[13:19] OK, so the fun thing is, is that my children, Maggie and Lilah, were here listening. Maggie, say hi.
[13:24] Maggie Hayes: Hi.
[13:25] Erinn Hayes: Lilah.
[13:26] Lilah Hayes: Hi.
[13:27] Erinn Hayes: Hi, guys. So what are your general thoughts? Like, did you disagree with anything I said? Is there anything that you agreed with?
[13:34] Maggie Hayes: I think that it’s a really good idea to definitely make sure that you separate reading from my something you do before reading from electronics. Because like if you’re looking for something to like for your kid to do while you hold out on electronics, like, I don’t know, make them do something that you don’t need them to like. Say like if you clean your room, then you can do this. Like they’re already not going to want to clean their room.
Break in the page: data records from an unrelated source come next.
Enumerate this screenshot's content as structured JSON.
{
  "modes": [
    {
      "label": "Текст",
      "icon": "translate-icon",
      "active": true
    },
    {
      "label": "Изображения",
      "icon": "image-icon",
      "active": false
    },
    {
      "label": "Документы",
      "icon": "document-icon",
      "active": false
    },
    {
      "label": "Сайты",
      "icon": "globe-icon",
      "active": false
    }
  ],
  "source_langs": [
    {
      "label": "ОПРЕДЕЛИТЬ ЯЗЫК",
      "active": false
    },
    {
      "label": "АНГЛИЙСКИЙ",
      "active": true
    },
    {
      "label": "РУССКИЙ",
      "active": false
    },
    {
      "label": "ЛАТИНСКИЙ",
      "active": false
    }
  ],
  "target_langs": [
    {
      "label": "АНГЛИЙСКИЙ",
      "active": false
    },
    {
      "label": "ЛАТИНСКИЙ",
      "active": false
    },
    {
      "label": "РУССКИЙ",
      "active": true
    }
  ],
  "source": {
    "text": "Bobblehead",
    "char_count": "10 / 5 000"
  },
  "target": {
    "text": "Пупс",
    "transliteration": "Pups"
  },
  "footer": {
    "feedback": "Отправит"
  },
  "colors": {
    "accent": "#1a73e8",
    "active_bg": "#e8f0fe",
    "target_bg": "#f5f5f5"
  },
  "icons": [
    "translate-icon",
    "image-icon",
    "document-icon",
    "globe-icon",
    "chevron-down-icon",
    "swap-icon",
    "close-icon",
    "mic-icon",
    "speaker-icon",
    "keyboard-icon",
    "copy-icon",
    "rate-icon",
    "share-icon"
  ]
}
If you just wait for schools to assign reading, then nobody likes to do homework.
[14:10] Lilah Hayes: So they’re gonna associate it with, like, you have to do this or else you’ll get a bad grade or something.
[14:16] Maggie Hayes: It’s homework instead of like fun.
[14:20] Lilah Hayes: Also, I feel like if your child doesn’t really — already doesn’t really like reading, and they’re like kind of a little bit older, you should start off reading by associating it with something that they like. Like, if they really like to play baseball, you should start off by getting them a few books about baseball.
[14:43] Erinn Hayes: That’s a great idea.
[14:44] Maggie Hayes: Yeah, I do remember going to the library, and the librarians are super helpful. Like, you can just tell them even just what you like to do, or if you’ve read before, like, what you like to read about, and they’ll find a bunch of books that you’re most likely going to really like.
[15:10] Erinn Hayes: If you like comedy, half-hour comedy programs that involve things like action and jokes, you can watch Medical Police on Netflix starring myself and Rob Heubel. And it is a spinoff of Children’s Hospital that we did for seven years. And it is a raucous good time.
[15:30] Good Kids is a production of Lemonada Media. It’s produced and edited by Andrew Stephen. Our executive producer is Stephanie Wittels Wachs and our music is by Dan Milad. Ad sales and distribution are by Westwood One. You can find out more about Lemonada online @LemonadaMedia. If you liked what you heard share, rate, review, say great things about us.